One of the biggest benefits of the availability of the data for the providers, in her view, is that it allows the physician, is that it gives a comprehensive picture of the patient’s care, including other specialists the patient has seen. The physician can compare the costs, ED use, inpatient admissions and laboratory use to other members of the ACO, Wallace says. “If I am an outlier, I can drill down,” she says. The physician can see other specialists the patient has seen, information that he can use to provide more integrated care, she says. The portal also provides a “frailty indicator,” which might indicate the need for additional support from community resources.
Wallace says the Atlantic ACO supplies practice level data that has full transparency with its other practices on high-level metrics, “You can see how you are doing and how the office down the street is doing,” she says. “The value of that is to create a different kind of communication between providers.
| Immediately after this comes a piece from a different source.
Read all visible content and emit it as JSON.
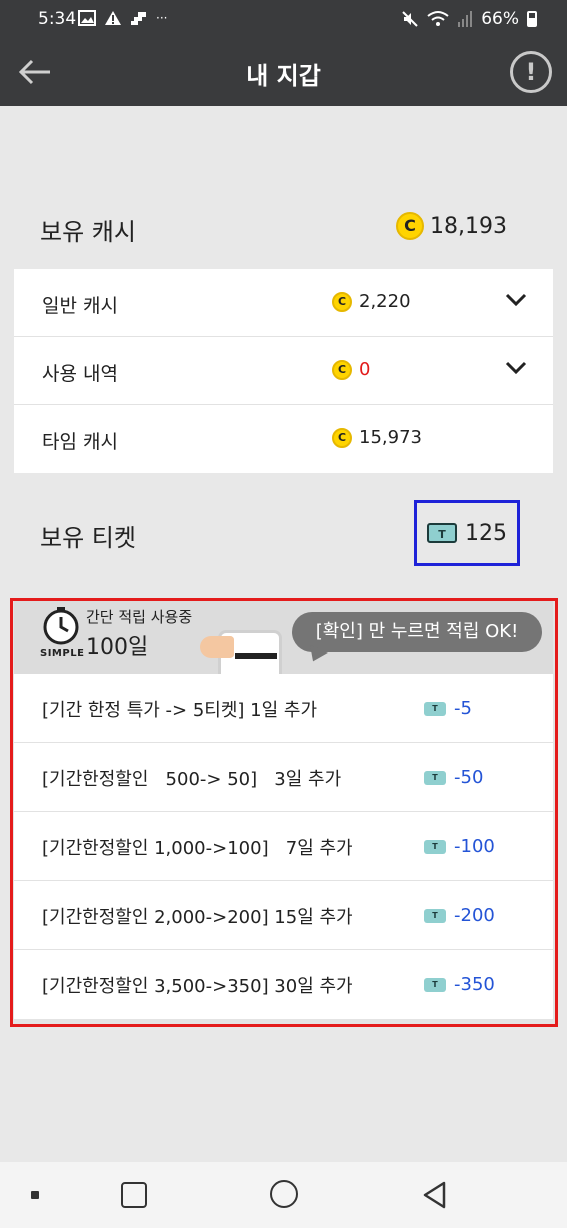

If I am not doing well and I find out that you are, I can reach out to you to find out how you do it. Our collective goal as an ACO is to rise and fall as one, not as individual practices; our collective goal is to improve care.”
She notes that within moderate to large practices in the Atlantic ACO tend to make use of the data. Generally speaking, small practices, although there are exceptions, find managing data a bit more challenging. Atlantic monitors use of the physician portal, and works with practices that require more assistance. For example, it presents webinars to help practices with technical matters as well as using the portal to improve and coordinate care and manage costs, she says.